- _ACTIVITY_
Could you set down the lines below, from the one containing "Serialize everything readable" through the final line, exactly as written?

- _PROVIDED ENTRIES_
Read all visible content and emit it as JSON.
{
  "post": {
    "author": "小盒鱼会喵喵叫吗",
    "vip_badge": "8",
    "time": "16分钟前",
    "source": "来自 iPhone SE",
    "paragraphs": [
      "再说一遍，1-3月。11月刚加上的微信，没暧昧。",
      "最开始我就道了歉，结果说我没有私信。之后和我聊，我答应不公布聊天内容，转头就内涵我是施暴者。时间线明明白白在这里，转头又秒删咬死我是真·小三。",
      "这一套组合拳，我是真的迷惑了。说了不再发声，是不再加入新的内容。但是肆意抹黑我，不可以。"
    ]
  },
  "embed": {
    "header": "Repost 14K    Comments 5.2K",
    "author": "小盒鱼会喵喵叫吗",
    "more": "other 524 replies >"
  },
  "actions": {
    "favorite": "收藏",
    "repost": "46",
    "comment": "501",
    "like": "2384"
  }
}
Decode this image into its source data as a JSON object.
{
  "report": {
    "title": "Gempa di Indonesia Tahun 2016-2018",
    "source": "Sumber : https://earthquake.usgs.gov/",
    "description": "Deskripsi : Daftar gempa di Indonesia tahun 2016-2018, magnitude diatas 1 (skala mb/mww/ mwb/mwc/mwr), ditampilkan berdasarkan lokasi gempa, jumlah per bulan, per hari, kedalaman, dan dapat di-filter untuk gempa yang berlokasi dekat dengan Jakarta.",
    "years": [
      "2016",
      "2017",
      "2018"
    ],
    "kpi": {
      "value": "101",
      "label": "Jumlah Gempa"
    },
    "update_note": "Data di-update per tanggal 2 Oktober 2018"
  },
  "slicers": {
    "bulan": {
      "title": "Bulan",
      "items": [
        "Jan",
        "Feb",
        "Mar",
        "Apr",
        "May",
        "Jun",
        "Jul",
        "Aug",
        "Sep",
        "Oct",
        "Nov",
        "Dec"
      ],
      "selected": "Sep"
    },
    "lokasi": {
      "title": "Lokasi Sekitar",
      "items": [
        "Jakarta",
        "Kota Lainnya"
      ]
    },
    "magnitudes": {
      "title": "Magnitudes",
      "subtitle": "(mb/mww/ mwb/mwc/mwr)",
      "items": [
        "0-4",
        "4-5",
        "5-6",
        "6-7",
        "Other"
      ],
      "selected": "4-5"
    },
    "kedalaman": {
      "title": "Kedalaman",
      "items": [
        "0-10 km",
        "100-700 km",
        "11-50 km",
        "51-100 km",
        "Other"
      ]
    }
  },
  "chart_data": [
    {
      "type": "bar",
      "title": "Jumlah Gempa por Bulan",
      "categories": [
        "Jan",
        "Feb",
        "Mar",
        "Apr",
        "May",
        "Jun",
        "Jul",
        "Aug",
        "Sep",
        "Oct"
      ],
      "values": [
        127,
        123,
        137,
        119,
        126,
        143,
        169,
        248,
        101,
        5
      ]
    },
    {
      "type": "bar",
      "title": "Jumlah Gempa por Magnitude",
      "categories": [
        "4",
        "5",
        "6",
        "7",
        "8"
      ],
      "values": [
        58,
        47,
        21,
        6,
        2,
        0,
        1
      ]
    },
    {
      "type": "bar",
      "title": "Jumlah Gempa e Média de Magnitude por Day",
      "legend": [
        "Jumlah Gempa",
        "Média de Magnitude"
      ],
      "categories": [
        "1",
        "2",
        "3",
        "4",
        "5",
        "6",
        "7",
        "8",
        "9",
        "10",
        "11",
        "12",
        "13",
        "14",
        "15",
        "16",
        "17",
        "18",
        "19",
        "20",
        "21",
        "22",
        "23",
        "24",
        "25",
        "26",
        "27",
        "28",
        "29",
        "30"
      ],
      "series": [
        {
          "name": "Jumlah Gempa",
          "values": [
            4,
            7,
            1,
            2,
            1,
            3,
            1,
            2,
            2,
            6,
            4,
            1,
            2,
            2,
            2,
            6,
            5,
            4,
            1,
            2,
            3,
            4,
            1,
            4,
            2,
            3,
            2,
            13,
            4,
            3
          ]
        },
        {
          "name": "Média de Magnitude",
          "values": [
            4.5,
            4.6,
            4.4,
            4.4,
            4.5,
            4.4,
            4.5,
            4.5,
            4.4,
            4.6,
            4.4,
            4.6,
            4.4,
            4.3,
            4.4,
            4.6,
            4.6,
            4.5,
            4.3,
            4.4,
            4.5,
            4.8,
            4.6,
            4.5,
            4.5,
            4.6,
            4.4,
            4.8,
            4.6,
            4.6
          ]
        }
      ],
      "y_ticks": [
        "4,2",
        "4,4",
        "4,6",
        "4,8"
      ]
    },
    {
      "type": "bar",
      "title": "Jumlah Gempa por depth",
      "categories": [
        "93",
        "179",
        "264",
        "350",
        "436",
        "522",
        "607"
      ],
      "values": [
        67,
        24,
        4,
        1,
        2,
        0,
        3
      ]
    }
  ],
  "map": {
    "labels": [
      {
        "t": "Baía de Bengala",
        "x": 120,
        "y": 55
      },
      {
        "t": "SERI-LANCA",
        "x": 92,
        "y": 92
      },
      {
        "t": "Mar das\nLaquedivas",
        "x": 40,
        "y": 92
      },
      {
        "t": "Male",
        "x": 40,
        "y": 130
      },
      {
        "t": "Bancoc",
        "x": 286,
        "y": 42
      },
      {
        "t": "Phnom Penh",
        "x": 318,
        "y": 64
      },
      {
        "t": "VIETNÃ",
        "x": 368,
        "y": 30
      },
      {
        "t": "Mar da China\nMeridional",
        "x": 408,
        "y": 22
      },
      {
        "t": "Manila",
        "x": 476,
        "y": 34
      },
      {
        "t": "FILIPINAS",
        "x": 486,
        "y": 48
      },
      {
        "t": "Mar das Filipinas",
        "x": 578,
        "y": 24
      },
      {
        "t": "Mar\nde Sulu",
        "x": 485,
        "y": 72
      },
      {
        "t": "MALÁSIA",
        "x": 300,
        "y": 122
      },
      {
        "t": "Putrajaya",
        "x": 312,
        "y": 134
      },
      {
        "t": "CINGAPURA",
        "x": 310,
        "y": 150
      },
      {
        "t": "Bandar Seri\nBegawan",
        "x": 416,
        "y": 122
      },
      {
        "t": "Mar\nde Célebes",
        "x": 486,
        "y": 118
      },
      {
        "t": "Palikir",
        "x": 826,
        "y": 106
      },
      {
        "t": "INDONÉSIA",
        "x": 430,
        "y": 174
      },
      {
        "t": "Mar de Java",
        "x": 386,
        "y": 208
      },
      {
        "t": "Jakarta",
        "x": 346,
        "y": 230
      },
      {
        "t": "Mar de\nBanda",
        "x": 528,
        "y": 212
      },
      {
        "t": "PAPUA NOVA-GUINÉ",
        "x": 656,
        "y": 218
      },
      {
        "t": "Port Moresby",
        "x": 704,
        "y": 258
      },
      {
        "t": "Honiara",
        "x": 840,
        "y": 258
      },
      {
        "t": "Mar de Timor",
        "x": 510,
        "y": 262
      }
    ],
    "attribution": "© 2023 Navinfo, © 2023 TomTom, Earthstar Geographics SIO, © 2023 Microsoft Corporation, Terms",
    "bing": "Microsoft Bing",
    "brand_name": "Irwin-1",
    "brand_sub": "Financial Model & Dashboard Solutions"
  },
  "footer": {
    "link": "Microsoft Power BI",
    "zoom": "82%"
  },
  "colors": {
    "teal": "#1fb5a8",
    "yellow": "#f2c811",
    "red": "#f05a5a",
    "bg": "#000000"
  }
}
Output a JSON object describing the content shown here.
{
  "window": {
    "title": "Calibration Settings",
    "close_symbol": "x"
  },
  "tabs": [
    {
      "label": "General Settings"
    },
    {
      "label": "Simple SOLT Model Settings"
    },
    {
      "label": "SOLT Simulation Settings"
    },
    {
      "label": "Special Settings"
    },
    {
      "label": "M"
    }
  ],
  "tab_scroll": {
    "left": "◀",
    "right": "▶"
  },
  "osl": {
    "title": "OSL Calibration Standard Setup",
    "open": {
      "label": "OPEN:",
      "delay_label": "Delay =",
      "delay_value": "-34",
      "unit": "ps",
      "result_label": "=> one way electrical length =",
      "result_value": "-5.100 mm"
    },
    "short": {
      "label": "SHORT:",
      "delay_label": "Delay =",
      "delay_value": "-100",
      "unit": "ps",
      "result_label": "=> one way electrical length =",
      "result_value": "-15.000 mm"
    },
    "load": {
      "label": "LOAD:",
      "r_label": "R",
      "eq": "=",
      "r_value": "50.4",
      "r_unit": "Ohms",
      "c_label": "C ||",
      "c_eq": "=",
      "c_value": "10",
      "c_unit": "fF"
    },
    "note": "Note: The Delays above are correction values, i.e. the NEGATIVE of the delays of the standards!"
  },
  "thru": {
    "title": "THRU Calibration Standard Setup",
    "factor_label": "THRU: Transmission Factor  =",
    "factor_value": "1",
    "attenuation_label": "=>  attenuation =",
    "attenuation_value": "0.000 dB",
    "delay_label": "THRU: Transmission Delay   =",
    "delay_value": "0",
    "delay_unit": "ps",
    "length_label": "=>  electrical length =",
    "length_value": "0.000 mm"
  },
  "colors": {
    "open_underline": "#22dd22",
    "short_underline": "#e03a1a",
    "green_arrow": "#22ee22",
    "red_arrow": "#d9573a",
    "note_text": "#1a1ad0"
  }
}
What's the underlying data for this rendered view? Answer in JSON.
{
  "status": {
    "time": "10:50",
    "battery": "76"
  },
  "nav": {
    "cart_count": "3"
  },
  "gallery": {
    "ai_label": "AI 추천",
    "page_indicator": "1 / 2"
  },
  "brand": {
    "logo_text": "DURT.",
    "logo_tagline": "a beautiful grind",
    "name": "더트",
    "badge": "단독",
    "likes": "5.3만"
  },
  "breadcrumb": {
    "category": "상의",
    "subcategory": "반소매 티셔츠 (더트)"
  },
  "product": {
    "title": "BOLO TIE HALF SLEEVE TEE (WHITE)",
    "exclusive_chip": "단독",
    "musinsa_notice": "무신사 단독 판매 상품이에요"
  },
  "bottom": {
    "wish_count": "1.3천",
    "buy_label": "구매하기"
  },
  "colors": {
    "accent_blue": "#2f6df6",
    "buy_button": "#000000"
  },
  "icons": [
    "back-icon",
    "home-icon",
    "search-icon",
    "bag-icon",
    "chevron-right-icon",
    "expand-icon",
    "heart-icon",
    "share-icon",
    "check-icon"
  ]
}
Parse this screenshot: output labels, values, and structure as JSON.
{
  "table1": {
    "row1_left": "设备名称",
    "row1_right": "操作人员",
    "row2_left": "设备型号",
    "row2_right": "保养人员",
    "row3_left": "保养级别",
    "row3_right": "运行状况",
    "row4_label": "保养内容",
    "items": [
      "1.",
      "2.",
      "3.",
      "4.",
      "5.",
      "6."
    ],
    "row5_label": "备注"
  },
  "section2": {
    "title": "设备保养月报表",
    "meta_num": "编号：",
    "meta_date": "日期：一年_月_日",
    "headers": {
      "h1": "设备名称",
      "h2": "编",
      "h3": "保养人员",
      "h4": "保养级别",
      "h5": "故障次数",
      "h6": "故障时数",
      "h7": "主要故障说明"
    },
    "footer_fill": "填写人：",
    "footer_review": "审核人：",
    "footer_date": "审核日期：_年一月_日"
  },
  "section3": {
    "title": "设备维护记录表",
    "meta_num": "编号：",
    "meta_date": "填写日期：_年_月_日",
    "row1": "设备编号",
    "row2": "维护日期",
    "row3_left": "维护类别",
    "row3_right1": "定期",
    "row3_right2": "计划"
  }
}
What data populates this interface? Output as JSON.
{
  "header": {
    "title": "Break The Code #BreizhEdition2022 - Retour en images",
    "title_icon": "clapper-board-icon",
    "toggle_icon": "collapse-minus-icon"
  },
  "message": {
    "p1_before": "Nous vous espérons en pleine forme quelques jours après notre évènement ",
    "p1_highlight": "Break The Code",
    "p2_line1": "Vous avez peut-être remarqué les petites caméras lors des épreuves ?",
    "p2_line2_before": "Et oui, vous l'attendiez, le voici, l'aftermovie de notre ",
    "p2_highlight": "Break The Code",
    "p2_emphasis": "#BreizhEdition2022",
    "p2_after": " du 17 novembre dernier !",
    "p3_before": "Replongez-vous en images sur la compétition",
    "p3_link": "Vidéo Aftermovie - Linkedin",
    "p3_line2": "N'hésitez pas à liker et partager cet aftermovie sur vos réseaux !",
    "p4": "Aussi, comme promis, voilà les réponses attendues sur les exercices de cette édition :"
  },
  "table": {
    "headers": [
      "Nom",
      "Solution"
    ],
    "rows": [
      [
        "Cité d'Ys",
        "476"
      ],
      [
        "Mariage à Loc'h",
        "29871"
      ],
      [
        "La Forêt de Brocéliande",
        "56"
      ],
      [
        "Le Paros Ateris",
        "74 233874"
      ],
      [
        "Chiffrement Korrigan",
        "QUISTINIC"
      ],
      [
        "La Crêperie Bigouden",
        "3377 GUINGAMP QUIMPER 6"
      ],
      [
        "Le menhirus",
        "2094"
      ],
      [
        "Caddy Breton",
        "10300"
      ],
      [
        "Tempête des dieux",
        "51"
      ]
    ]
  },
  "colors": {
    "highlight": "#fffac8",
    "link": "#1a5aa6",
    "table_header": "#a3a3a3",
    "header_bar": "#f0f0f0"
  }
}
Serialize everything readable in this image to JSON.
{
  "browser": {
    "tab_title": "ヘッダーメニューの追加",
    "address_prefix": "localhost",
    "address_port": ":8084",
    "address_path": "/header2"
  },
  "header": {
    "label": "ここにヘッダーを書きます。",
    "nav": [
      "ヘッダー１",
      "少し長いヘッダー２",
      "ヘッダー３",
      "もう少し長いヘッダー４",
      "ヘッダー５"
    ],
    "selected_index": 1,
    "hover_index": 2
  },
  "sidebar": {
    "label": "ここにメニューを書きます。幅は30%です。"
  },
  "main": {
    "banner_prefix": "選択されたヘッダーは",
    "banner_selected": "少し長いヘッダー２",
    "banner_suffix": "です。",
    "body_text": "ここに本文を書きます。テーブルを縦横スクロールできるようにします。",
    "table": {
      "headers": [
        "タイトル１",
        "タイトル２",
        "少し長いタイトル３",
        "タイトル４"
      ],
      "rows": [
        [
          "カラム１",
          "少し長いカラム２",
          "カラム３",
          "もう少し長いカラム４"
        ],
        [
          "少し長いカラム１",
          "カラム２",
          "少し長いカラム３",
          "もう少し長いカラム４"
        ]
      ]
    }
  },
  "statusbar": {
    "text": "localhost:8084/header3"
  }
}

- _TASK SOLUTION_
Serialize everything readable in this image to JSON.
{
  "browser": {
    "tab_title": "ヘッダーメニューの追加",
    "address_prefix": "localhost",
    "address_port": ":8084",
    "address_path": "/header2"
  },
  "header": {
    "label": "ここにヘッダーを書きます。",
    "nav": [
      "ヘッダー１",
      "少し長いヘッダー２",
      "ヘッダー３",
      "もう少し長いヘッダー４",
      "ヘッダー５"
    ],
    "selected_index": 1,
    "hover_index": 2
  },
  "sidebar": {
    "label": "ここにメニューを書きます。幅は30%です。"
  },
  "main": {
    "banner_prefix": "選択されたヘッダーは",
    "banner_selected": "少し長いヘッダー２",
    "banner_suffix": "です。",
    "body_text": "ここに本文を書きます。テーブルを縦横スクロールできるようにします。",
    "table": {
      "headers": [
        "タイトル１",
        "タイトル２",
        "少し長いタイトル３",
        "タイトル４"
      ],
      "rows": [
        [
          "カラム１",
          "少し長いカラム２",
          "カラム３",
          "もう少し長いカラム４"
        ],
        [
          "少し長いカラム１",
          "カラム２",
          "少し長いカラム３",
          "もう少し長いカラム４"
        ]
      ]
    }
  },
  "statusbar": {
    "text": "localhost:8084/header3"
  }
}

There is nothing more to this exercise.